YOUR TASK ->
Your answer should hold every line of the records below that contains the string "Axis".

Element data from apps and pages
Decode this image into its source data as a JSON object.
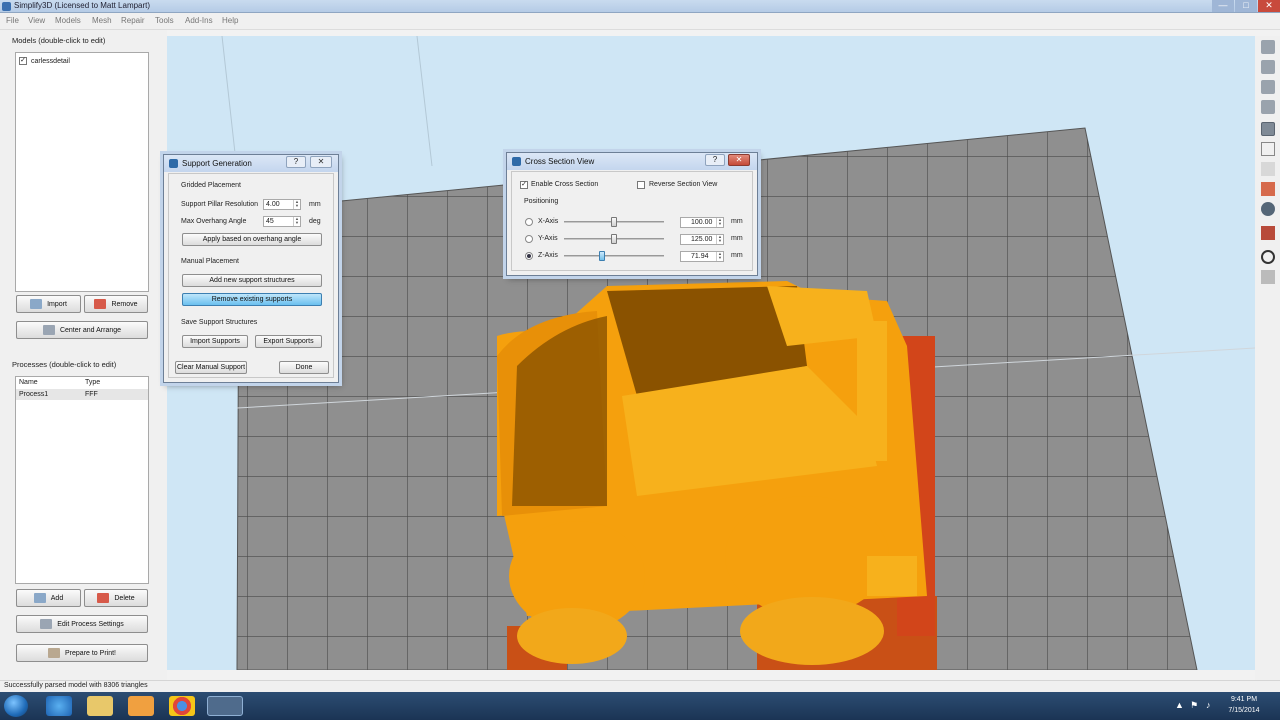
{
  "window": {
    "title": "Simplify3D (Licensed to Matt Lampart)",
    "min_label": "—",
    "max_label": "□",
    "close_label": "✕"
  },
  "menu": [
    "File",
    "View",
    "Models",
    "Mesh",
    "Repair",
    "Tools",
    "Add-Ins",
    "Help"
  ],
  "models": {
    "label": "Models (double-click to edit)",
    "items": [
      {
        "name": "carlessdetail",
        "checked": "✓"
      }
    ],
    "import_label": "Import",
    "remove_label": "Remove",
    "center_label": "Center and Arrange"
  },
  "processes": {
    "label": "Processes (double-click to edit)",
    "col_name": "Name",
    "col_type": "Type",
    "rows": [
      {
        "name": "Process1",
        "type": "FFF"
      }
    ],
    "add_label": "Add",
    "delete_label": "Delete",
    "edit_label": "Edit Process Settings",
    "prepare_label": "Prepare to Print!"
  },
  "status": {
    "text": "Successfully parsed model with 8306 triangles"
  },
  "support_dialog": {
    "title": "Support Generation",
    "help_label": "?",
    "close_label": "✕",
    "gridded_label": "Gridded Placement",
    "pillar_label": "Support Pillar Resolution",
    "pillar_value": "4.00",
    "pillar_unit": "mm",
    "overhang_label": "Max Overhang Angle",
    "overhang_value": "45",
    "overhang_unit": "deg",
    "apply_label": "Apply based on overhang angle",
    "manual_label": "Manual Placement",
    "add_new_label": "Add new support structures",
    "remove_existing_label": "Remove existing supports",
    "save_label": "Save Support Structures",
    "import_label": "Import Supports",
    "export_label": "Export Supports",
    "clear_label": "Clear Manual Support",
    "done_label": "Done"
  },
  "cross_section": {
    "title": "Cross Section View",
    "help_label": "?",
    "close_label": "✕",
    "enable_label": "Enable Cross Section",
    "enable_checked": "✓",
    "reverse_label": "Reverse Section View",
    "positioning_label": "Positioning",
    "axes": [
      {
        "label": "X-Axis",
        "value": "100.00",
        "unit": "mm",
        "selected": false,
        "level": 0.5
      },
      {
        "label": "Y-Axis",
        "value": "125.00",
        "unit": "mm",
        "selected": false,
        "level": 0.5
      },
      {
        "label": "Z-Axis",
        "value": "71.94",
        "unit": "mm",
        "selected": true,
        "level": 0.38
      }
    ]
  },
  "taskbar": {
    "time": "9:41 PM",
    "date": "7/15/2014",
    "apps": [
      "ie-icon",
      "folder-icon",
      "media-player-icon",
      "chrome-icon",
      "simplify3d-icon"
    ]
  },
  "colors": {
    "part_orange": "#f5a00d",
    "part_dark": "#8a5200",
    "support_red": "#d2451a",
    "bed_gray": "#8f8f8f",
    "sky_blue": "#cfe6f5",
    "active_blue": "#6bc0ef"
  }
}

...

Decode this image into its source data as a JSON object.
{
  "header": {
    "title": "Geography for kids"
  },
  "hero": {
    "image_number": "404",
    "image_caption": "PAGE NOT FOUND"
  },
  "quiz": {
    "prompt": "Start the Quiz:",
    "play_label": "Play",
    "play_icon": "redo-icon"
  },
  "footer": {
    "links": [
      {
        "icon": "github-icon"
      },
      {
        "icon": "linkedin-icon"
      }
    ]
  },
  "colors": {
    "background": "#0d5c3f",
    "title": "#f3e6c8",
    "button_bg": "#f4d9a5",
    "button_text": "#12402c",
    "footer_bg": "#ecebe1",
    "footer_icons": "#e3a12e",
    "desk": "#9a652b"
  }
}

ANSWER FOR THE TASK ->
        "label": "X-Axis",
        "label": "Y-Axis",
        "label": "Z-Axis",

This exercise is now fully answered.